__Instructions to follow__.
Collect all lines from the records below that include the word "true".

[Dataset rows describing interfaces]
-- Opening Marker --

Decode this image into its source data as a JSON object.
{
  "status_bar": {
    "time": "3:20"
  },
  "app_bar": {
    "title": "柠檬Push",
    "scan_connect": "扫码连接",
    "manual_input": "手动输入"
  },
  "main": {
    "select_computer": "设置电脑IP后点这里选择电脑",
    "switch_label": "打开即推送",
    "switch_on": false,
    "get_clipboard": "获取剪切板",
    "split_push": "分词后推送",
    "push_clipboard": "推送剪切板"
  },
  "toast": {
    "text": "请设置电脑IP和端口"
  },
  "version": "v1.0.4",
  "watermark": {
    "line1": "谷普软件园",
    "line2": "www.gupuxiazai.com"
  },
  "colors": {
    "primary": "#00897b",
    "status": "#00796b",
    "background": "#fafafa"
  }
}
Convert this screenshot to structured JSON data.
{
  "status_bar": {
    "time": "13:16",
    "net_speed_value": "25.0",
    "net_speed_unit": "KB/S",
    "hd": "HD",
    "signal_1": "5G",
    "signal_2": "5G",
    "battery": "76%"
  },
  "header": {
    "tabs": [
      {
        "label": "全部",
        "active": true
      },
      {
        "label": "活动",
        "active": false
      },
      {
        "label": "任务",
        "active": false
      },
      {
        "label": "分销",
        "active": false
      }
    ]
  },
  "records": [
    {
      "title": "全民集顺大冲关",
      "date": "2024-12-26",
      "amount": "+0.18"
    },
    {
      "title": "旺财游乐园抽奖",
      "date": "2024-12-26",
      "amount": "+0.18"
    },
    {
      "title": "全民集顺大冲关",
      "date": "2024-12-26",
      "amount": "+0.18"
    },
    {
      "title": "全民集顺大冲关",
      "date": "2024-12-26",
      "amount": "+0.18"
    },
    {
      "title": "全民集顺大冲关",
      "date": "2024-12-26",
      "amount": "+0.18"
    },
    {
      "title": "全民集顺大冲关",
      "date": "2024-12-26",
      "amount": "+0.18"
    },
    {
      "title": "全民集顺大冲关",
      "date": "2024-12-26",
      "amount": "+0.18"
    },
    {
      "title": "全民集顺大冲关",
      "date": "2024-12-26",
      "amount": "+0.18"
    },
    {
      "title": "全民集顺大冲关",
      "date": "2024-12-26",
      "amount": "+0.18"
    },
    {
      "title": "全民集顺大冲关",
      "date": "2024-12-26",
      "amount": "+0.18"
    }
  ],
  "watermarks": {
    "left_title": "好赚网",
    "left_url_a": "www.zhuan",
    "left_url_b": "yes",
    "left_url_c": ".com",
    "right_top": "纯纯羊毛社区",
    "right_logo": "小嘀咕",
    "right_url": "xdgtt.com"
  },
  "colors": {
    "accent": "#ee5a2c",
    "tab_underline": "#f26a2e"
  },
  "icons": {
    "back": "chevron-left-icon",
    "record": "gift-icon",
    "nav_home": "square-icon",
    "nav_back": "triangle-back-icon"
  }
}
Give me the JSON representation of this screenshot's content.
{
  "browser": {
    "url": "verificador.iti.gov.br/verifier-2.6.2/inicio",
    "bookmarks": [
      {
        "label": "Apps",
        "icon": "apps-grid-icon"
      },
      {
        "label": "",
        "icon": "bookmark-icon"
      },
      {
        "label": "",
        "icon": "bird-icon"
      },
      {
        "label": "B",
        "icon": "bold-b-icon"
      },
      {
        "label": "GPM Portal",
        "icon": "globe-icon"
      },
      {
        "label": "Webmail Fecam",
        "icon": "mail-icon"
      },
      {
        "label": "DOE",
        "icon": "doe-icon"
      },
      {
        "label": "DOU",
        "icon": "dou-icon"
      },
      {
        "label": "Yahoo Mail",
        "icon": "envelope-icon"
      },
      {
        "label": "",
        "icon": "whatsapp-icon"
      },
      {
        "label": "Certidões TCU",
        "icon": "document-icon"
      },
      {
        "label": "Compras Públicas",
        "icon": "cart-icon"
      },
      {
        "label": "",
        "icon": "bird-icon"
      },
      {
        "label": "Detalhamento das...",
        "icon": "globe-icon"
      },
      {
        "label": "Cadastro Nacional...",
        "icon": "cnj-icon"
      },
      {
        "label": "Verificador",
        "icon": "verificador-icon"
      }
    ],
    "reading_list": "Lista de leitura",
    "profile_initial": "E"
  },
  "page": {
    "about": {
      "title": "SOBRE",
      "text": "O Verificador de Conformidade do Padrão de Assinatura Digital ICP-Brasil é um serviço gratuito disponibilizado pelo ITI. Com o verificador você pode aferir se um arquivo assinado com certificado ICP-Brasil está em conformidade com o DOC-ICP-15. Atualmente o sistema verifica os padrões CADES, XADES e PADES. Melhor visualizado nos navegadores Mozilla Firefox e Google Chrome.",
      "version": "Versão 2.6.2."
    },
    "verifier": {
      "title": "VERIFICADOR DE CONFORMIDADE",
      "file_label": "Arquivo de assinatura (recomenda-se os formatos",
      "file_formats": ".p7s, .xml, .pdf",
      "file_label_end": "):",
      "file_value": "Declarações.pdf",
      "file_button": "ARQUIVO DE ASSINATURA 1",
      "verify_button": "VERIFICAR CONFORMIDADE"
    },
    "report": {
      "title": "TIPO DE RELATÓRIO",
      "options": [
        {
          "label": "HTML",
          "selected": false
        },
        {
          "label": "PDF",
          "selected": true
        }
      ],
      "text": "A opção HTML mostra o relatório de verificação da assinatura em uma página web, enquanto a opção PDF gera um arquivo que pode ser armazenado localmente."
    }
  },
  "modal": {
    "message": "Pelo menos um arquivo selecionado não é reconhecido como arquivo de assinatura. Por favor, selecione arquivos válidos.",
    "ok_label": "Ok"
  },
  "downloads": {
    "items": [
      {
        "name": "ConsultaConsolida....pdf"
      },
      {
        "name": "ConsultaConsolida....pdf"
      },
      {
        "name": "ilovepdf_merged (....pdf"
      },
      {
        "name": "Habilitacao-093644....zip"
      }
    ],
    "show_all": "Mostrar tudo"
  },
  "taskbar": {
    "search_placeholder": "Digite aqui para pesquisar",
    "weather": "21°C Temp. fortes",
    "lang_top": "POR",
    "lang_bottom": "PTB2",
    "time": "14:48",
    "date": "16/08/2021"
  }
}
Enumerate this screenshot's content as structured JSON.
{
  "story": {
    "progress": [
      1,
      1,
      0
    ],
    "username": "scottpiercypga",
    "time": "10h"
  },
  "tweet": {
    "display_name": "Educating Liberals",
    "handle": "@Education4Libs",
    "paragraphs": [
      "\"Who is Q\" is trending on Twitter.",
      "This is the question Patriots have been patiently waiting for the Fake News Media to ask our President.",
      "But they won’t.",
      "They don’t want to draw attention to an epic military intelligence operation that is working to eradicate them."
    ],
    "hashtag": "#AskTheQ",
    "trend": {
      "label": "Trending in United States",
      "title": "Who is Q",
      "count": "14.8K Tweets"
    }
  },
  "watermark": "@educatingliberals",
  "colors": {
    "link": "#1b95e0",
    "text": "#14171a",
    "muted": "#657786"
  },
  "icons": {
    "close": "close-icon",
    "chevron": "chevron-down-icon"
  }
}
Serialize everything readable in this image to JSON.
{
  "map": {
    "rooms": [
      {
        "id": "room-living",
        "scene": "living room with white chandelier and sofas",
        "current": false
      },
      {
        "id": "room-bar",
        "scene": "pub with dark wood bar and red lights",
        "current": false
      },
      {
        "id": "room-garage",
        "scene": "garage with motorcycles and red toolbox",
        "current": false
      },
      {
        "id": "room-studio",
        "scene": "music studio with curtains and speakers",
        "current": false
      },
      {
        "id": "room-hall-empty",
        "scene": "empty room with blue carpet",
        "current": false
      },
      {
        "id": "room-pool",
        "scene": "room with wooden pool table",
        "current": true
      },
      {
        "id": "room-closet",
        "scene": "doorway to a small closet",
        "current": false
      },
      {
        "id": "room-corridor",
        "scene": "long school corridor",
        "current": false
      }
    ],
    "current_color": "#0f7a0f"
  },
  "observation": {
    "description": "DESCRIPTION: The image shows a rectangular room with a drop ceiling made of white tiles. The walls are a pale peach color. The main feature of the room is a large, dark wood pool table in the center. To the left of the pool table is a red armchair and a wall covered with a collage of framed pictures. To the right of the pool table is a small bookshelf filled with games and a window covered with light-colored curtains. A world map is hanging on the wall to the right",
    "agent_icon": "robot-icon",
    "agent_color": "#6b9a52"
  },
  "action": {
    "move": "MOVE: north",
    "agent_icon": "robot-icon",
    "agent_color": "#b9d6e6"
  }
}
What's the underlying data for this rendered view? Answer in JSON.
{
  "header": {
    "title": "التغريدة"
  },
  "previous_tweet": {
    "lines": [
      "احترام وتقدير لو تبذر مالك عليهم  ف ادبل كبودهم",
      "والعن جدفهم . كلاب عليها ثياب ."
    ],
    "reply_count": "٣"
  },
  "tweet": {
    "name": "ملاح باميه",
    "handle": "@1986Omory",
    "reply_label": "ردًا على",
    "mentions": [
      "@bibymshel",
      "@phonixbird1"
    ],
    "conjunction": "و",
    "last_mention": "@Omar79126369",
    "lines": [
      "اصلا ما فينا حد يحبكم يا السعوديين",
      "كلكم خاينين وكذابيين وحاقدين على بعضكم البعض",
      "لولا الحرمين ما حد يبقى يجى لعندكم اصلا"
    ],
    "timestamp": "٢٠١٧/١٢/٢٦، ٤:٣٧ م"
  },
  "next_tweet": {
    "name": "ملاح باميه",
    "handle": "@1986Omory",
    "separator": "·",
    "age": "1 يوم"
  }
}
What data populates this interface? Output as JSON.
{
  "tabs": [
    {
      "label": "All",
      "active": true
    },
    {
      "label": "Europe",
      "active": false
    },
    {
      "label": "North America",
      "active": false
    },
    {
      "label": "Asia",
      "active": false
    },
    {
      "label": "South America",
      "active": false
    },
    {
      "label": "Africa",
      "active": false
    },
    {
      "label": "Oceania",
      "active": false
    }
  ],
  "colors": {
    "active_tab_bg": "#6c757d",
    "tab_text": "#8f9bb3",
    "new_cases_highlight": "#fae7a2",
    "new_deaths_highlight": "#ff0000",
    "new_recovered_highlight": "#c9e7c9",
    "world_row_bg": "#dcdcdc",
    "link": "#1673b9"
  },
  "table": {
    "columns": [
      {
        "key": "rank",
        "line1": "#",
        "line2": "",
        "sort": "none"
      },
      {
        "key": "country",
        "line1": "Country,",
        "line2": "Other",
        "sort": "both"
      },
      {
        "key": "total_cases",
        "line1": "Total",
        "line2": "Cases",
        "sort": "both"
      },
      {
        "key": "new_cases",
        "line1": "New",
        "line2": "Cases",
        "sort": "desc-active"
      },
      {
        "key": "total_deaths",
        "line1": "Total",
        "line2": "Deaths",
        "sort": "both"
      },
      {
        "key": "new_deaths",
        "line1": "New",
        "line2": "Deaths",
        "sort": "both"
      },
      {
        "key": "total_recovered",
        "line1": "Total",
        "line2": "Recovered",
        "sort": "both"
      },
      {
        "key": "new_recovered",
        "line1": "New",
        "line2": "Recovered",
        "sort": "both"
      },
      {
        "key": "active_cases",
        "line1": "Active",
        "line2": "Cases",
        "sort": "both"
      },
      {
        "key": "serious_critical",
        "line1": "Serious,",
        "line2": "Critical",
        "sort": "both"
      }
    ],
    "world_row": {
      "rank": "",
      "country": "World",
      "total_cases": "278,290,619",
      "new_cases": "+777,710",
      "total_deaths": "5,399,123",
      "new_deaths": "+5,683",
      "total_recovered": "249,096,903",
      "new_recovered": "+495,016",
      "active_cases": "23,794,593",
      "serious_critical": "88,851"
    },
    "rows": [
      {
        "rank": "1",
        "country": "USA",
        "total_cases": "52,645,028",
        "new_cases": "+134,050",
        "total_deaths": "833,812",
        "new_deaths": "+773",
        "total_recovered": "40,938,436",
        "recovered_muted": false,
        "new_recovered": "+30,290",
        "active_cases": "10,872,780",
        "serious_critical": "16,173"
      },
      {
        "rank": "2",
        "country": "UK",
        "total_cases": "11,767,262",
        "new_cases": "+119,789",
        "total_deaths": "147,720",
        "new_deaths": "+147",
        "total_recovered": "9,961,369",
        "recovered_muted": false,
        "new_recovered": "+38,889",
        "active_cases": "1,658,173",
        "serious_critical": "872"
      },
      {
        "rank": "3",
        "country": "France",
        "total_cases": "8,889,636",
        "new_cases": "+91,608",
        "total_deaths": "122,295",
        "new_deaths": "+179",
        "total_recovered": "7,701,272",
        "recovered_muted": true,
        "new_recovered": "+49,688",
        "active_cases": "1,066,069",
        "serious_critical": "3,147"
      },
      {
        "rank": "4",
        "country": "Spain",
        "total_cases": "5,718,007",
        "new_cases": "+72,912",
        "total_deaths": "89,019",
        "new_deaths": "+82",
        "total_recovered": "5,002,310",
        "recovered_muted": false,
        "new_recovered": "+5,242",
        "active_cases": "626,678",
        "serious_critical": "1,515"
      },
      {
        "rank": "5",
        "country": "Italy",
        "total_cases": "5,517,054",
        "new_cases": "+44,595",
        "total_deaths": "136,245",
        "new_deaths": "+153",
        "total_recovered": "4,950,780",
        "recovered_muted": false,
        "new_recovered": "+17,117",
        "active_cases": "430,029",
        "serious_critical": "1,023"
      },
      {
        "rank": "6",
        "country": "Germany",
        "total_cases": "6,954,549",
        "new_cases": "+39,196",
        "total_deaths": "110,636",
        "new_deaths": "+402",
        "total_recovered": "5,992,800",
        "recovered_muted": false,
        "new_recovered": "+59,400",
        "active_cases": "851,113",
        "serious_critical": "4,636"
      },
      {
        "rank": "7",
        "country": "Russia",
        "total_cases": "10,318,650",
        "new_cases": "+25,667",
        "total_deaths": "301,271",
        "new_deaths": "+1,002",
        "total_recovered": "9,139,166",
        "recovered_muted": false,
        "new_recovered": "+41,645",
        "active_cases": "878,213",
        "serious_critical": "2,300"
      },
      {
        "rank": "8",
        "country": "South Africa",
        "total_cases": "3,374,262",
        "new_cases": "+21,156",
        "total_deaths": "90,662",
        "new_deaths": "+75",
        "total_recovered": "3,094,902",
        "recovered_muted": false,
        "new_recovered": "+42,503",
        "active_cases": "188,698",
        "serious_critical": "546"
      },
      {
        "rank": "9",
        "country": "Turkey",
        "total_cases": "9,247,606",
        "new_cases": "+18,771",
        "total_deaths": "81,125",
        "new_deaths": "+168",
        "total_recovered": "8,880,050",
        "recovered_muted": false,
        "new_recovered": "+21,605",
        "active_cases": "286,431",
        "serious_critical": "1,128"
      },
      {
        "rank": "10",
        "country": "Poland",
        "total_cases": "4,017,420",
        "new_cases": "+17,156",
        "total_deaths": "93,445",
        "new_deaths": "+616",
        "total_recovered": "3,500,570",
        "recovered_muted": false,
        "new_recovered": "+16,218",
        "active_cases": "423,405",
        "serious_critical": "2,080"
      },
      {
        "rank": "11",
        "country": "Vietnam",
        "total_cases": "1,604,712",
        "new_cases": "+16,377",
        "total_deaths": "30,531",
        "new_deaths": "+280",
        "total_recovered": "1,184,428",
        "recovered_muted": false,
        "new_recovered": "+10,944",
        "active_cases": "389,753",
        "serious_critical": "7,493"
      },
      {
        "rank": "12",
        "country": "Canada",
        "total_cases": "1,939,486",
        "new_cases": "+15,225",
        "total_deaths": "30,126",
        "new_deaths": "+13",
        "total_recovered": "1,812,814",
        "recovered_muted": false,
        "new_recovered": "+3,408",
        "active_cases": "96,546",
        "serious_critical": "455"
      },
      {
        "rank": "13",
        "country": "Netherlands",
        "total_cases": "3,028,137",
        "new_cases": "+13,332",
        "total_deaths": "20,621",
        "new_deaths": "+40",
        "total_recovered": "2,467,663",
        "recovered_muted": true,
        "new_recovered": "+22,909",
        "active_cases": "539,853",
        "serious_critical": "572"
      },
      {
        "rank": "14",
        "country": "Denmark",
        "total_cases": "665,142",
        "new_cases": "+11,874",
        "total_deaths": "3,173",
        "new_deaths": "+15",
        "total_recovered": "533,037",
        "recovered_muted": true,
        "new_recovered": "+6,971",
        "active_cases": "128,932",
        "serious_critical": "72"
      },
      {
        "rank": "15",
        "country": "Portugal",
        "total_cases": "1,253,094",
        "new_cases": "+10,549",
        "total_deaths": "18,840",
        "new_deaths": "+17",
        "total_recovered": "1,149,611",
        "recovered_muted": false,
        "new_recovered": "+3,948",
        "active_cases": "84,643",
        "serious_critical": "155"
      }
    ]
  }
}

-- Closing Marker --

__Result__.
        "active": true
          "selected": true
        "current": true
      "active": true
        "recovered_muted": true,
        "recovered_muted": true,
        "recovered_muted": true,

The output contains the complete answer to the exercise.